With catering provided by the school’s culinary department and flat-screen T.V.’s, borrowed from Clark Magnet High School, set up around the room, the Student Center was transformed into a mini banquet hall to host the Verdugo Creative Technologies Consortium’s partner’s reception on Oct. 29.
About 100 partners, including business people, principles and other educators, were in attendance to celebrate the Pathways Career Trust Grant, a six million dollar grant that was awarded to the VCTC.
The consortium is made up of the Glendale and Burbank Unified School Districts, Glendale Community College, California State University, Northridge and the Verdugo Workforce Investment Board. It serves the cities of Glendale and Burbank, regions that are strong centers for digital media, by providing career technical education services and activities designed to prepare students for existing and emerging careers.
The area is home to digital entertainment firms such as DreamWorks, Cartoon Network and Nickelodeon.
A promotional video created by Ryun Hovind, a media arts professor, informed the attendees with more detail about the grant and how schools will not be the only benefactor.
“The California Career Pathways Grant is more than an education grant,” the video’s narrator said. “It is an economic development grant.”
Instead of relying on workers who are not from California, a practice that hurts the local economy, employers will be able to fill jobs with local, qualified workers.
Money from the grant will be spent on new computer labs, industry-standard equipment and development of new curricula that will prepare students for careers in digital manufacturing and media.
Jan Swanson, the dean of the developmental department, said that students can design a part and send it to the college, where the mechanical parts will be developed with a 3-D printer.
Tim Rugas, an NBC Universal recruitment manager, expects technical service staff jobs to double within the next three years. He explained that with the proper training the grant would make providing jobs “much easier.”

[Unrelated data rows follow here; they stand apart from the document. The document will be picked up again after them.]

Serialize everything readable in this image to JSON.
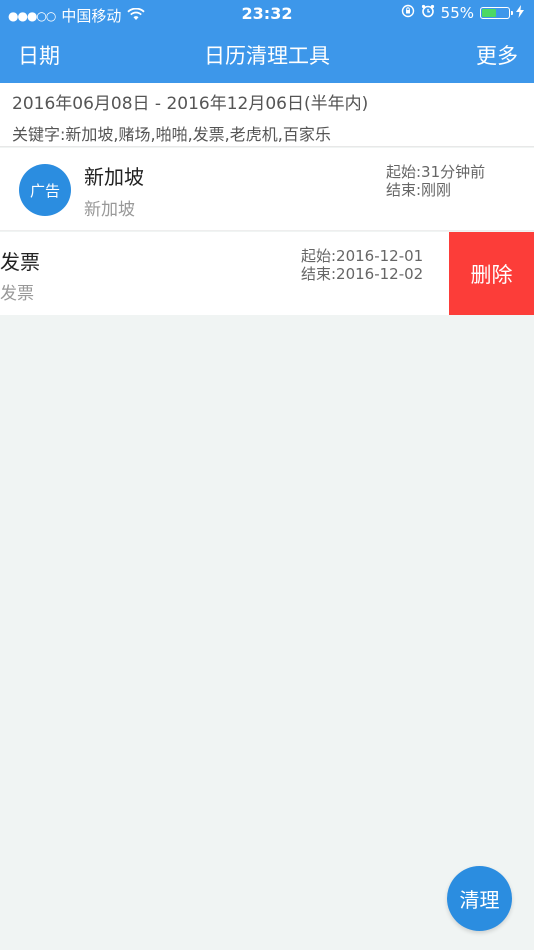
{
  "status_bar": {
    "signal": "●●●○○",
    "carrier": "中国移动",
    "time": "23:32",
    "battery_percent": "55%",
    "battery_level": 0.55
  },
  "nav": {
    "left": "日期",
    "title": "日历清理工具",
    "right": "更多"
  },
  "filter": {
    "date_range": "2016年06月08日 - 2016年12月06日(半年内)",
    "keywords": "关键字:新加坡,赌场,啪啪,发票,老虎机,百家乐"
  },
  "events": [
    {
      "badge": "广告",
      "title": "新加坡",
      "subtitle": "新加坡",
      "start": "起始:31分钟前",
      "end": "结束:刚刚"
    },
    {
      "title": "发票",
      "subtitle": "发票",
      "start": "起始:2016-12-01",
      "end": "结束:2016-12-02",
      "delete_label": "删除"
    }
  ],
  "fab": {
    "label": "清理"
  },
  "colors": {
    "accent": "#3d97ea",
    "badge": "#2b8de0",
    "delete": "#fc3d39",
    "battery_fill": "#4cd964",
    "background": "#f0f4f3"
  },
  "icons": [
    "wifi-icon",
    "lock-rotation-icon",
    "alarm-icon",
    "battery-icon",
    "charging-icon"
  ]
}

“Community colleges are the best breeding grounds for the kind of workers we’re looking for,” he said. “They’re disciplined and willing to work.”